The reality of the US of A: messy and contorted and more intricate and meaner and escalated and broken and mended stronger than its pretend imagery - would bear useful gifts if we would let it be known; all about the magnitude, richness and power of diversity and dreams and hopes and pain and suffering and gutting it out; and how that became where we are today.
Liked the ending. Would have more if I'd read it all I'm sure, but instead this book joins the ranks of the multiple-try, where some of my favorites live....more
Must read right away!! And the rest of hers! And the other Irish Book Awards winners!! Now!
My definition of Irish (in place of anything to do with CatMust read right away!! And the rest of hers! And the other Irish Book Awards winners!! Now!
My definition of Irish (in place of anything to do with Catholocism and/or alcohol): smiling eyes, smart wit, and literary superiority.
And Anne, in case you read this, I'm sure you share all three with me! Given that, I hope you don't mind what I'm going to say:
I don't want to continue reading this. I stopped once, read some more, and now am really stopping.
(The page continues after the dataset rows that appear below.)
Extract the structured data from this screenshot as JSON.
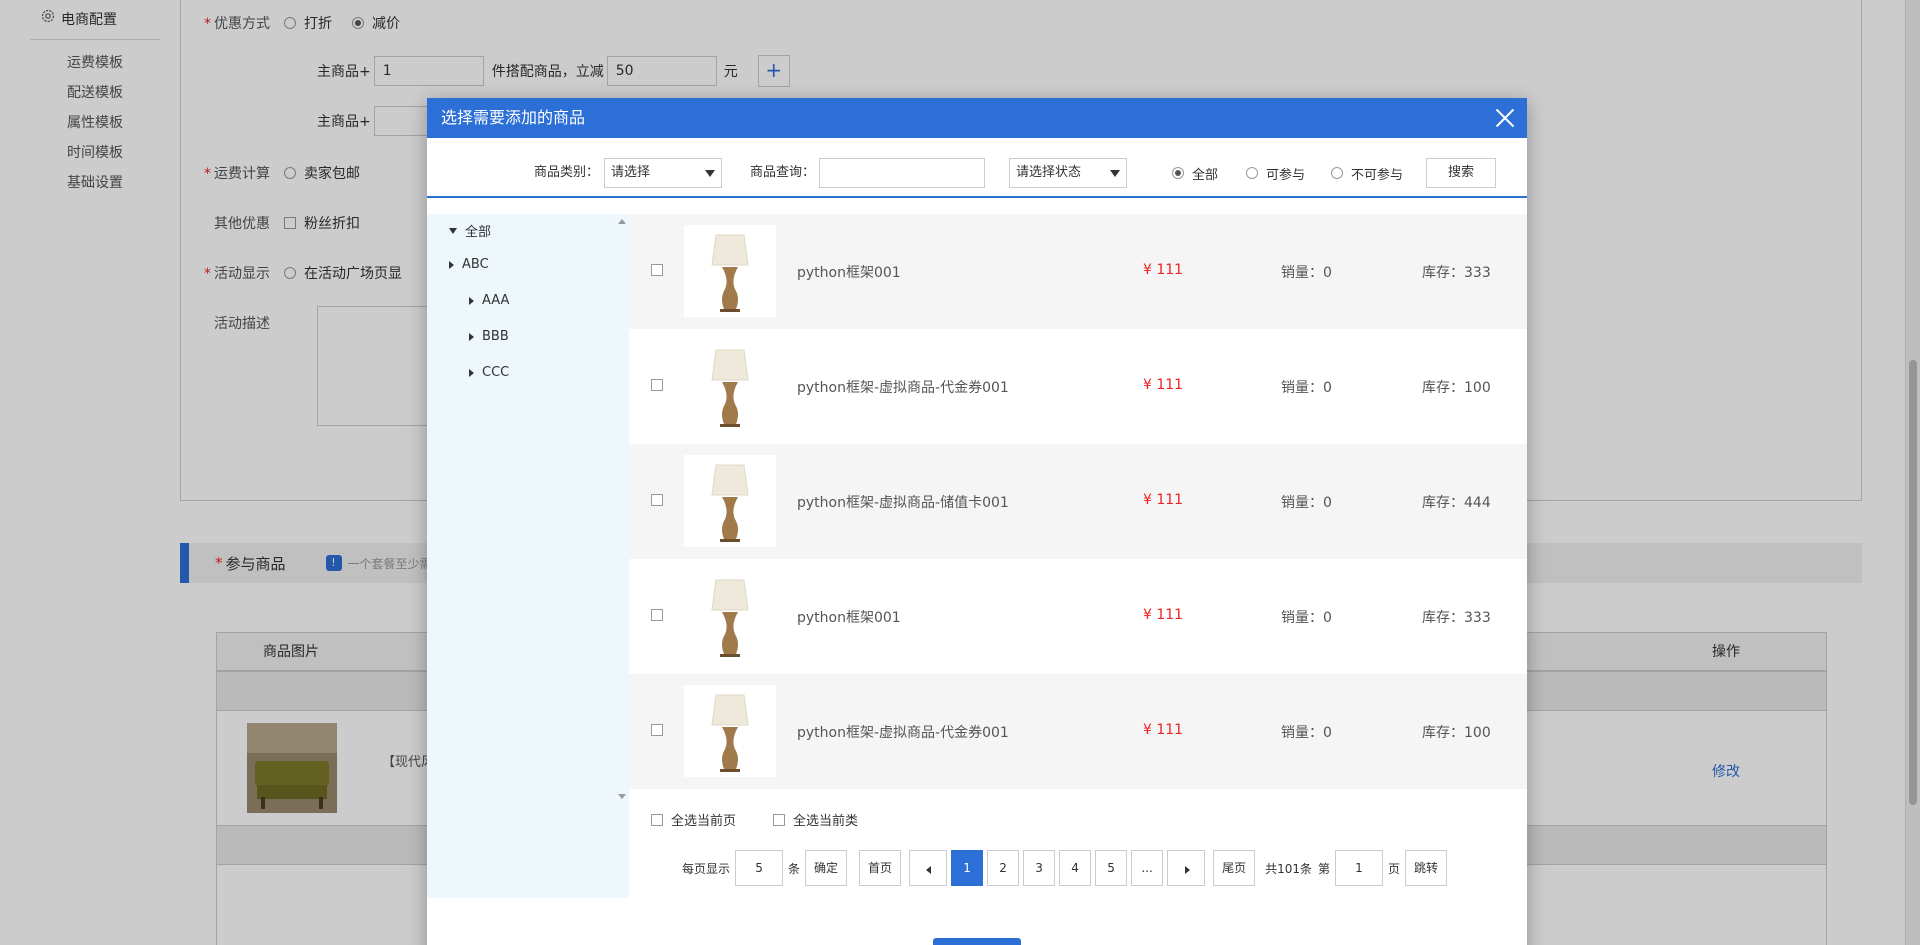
{
  "sidebar": {
    "head_label": "电商配置",
    "items": [
      "运费模板",
      "配送模板",
      "属性模板",
      "时间模板",
      "基础设置"
    ]
  },
  "form": {
    "discount_label": "优惠方式",
    "discount_opt_rebate": "打折",
    "discount_opt_reduce": "减价",
    "row1_prefix": "主商品+",
    "row1_qty": "1",
    "row1_middle": "件搭配商品，立减",
    "row1_amount": "50",
    "row1_unit": "元",
    "plus": "+",
    "row2_prefix": "主商品+",
    "shipping_label": "运费计算",
    "shipping_opt": "卖家包邮",
    "other_label": "其他优惠",
    "other_opt": "粉丝折扣",
    "display_label": "活动显示",
    "display_opt": "在活动广场页显",
    "desc_label": "活动描述"
  },
  "section": {
    "title": "参与商品",
    "info_icon_text": "!",
    "tip": "一个套餐至少需"
  },
  "product_table": {
    "col_image": "商品图片",
    "col_action": "操作",
    "row_name": "【现代风",
    "edit": "修改"
  },
  "modal": {
    "title": "选择需要添加的商品",
    "search": {
      "category_label": "商品类别：",
      "category_value": "请选择",
      "query_label": "商品查询：",
      "query_value": "",
      "status_value": "请选择状态",
      "radio_all": "全部",
      "radio_can": "可参与",
      "radio_cannot": "不可参与",
      "search_button": "搜索"
    },
    "tree": {
      "root": "全部",
      "abc": "ABC",
      "aaa": "AAA",
      "bbb": "BBB",
      "ccc": "CCC"
    },
    "goods": [
      {
        "name": "python框架001",
        "price": "¥ 111",
        "sales": "销量：0",
        "stock": "库存：333"
      },
      {
        "name": "python框架-虚拟商品-代金券001",
        "price": "¥ 111",
        "sales": "销量：0",
        "stock": "库存：100"
      },
      {
        "name": "python框架-虚拟商品-储值卡001",
        "price": "¥ 111",
        "sales": "销量：0",
        "stock": "库存：444"
      },
      {
        "name": "python框架001",
        "price": "¥ 111",
        "sales": "销量：0",
        "stock": "库存：333"
      },
      {
        "name": "python框架-虚拟商品-代金券001",
        "price": "¥ 111",
        "sales": "销量：0",
        "stock": "库存：100"
      }
    ],
    "select_page": "全选当前页",
    "select_category": "全选当前类",
    "pager": {
      "per_page_label": "每页显示",
      "per_page_value": "5",
      "per_page_unit": "条",
      "confirm": "确定",
      "first": "首页",
      "pages": [
        "1",
        "2",
        "3",
        "4",
        "5",
        "..."
      ],
      "current": "1",
      "last": "尾页",
      "total": "共101条",
      "goto_prefix": "第",
      "goto_value": "1",
      "goto_suffix": "页",
      "goto_button": "跳转"
    }
  },
  "colors": {
    "accent": "#2c6fd6",
    "price": "#ee2222",
    "tree_bg": "#eef8fc"
  }
}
I feel when reading this like I'm lying in a bed wrapped in sheets like a mummy, and I keep getting turned this way and that, and I'm the movie I'm supposed to be watch keeps being not at all in view due to how I'm moved. I'm sure there's a great story here, I just can't ever get enough of a glimpse of it to fully enjoy it.
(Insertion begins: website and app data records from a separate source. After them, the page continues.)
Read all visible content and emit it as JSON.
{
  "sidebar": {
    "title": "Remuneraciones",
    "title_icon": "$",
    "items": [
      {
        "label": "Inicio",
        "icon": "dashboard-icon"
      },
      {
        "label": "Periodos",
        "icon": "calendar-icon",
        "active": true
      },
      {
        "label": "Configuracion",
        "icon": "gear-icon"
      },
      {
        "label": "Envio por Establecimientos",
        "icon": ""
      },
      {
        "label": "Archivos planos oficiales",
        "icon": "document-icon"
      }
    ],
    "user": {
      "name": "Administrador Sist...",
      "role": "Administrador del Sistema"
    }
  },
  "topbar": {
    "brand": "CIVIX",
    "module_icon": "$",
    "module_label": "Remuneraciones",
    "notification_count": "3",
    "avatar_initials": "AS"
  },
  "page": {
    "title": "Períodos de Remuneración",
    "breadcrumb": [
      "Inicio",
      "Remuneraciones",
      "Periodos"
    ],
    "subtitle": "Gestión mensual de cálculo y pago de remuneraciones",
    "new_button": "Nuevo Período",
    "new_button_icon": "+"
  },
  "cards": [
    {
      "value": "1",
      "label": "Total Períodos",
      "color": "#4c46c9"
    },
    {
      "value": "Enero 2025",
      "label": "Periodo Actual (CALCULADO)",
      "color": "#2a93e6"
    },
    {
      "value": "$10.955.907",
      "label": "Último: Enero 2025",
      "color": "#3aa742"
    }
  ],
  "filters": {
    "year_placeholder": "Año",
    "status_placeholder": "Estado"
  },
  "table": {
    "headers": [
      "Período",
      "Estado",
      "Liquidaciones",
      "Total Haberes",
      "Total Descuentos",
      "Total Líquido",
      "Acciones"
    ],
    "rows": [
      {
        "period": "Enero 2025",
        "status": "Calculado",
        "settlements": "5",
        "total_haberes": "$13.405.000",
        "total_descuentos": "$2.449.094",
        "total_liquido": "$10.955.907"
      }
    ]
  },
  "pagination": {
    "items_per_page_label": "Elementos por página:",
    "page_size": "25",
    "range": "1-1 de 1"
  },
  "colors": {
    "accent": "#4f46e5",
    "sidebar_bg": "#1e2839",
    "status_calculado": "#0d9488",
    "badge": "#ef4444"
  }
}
Plus, there's touches of oddity almost ala Gertrude Stein, only negative (so weird!), like this:
"This was the place where I existed - in the smell that drifted from the top of a pool of champagne -- beside which, even Liam's clothes felt loud.
What does that mean??? Is she saying she was so drunk from the smell that her hangover was so intense that the clothing made a loud sound?? Come on, that's just too much. I need a little more exposition and a little less sensationalism than that. I don't revel in alcoholia sufficiently to be there with that. And then the casual, near constant involvement of men's genitalia also gets old. I mean, it's not written to be exciting or fun, it's written to be banal and almost quietly loathsome. Plus, it is nearly constant. I think that's to do with the sexual crime(s) that are at the core of this narrative. This just isn't my time for all that I don't think. ...more